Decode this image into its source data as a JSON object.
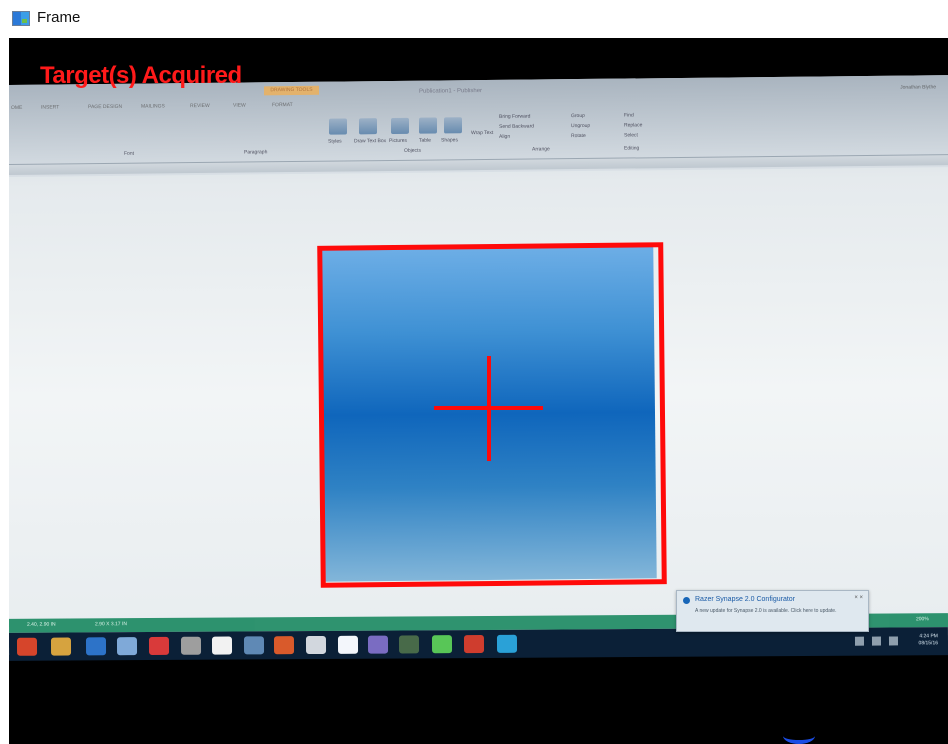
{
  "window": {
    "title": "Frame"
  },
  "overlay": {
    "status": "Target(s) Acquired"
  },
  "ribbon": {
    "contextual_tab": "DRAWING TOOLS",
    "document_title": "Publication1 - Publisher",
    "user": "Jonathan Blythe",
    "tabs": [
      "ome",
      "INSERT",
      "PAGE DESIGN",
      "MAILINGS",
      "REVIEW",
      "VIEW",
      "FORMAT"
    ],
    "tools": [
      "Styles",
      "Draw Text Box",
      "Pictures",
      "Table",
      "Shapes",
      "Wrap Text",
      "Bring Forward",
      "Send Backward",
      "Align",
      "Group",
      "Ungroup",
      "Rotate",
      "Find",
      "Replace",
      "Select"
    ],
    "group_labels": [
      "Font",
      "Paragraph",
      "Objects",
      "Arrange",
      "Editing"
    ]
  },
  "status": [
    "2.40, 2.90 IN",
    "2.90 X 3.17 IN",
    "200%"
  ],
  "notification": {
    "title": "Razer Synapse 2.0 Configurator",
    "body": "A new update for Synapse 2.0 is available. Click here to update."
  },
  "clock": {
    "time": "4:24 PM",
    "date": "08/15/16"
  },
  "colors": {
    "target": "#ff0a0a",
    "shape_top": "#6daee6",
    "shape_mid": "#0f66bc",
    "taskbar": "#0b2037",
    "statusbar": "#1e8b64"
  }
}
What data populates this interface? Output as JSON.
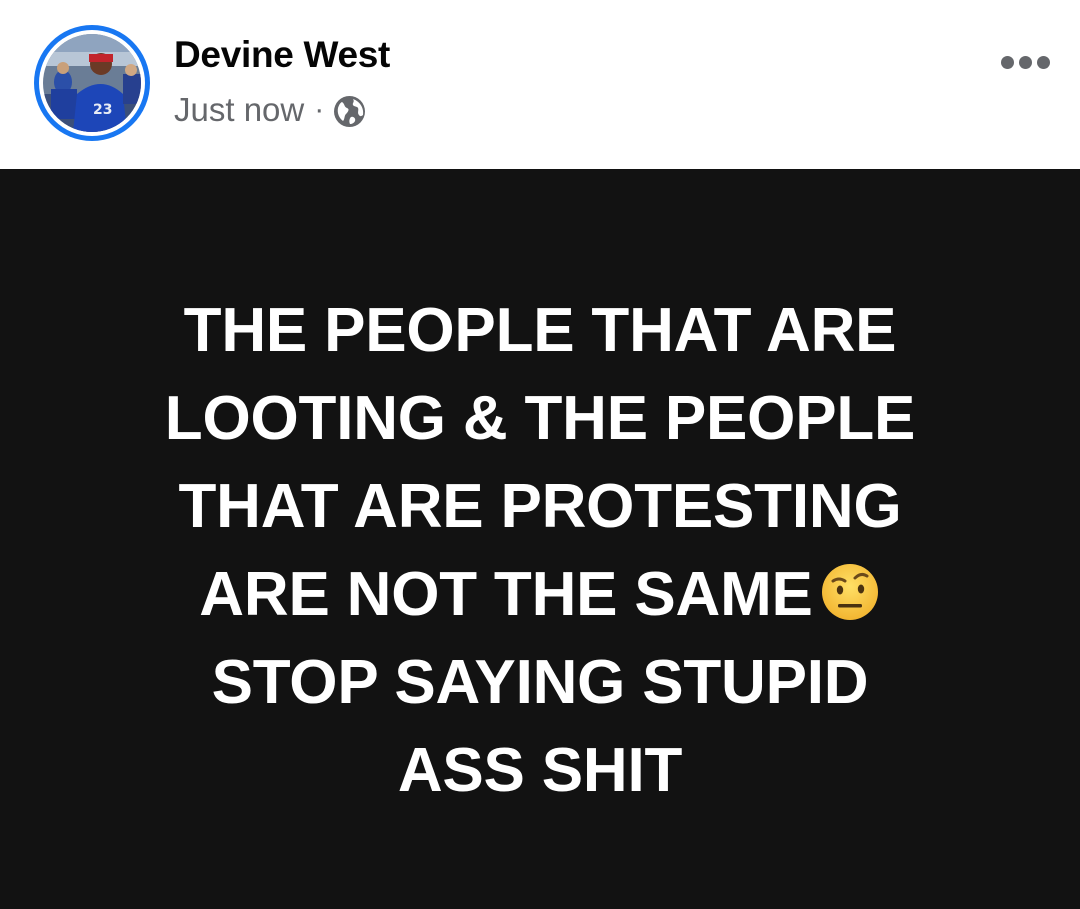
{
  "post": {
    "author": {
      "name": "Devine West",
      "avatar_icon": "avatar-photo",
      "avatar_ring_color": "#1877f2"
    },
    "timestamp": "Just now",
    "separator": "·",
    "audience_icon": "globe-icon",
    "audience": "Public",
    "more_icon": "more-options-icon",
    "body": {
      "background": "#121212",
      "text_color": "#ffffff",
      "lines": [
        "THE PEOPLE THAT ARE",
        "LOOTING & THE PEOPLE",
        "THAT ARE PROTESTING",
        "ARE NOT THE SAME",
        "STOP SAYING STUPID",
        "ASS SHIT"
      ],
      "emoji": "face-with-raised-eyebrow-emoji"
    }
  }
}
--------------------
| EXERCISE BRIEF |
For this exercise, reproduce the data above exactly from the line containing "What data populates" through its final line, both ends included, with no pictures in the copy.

| FINAL ANSWER |
What data populates this interface? Output as JSON.
{
  "post": {
    "author": {
      "name": "Devine West",
      "avatar_icon": "avatar-photo",
      "avatar_ring_color": "#1877f2"
    },
    "timestamp": "Just now",
    "separator": "·",
    "audience_icon": "globe-icon",
    "audience": "Public",
    "more_icon": "more-options-icon",
    "body": {
      "background": "#121212",
      "text_color": "#ffffff",
      "lines": [
        "THE PEOPLE THAT ARE",
        "LOOTING & THE PEOPLE",
        "THAT ARE PROTESTING",
        "ARE NOT THE SAME",
        "STOP SAYING STUPID",
        "ASS SHIT"
      ],
      "emoji": "face-with-raised-eyebrow-emoji"
    }
  }
}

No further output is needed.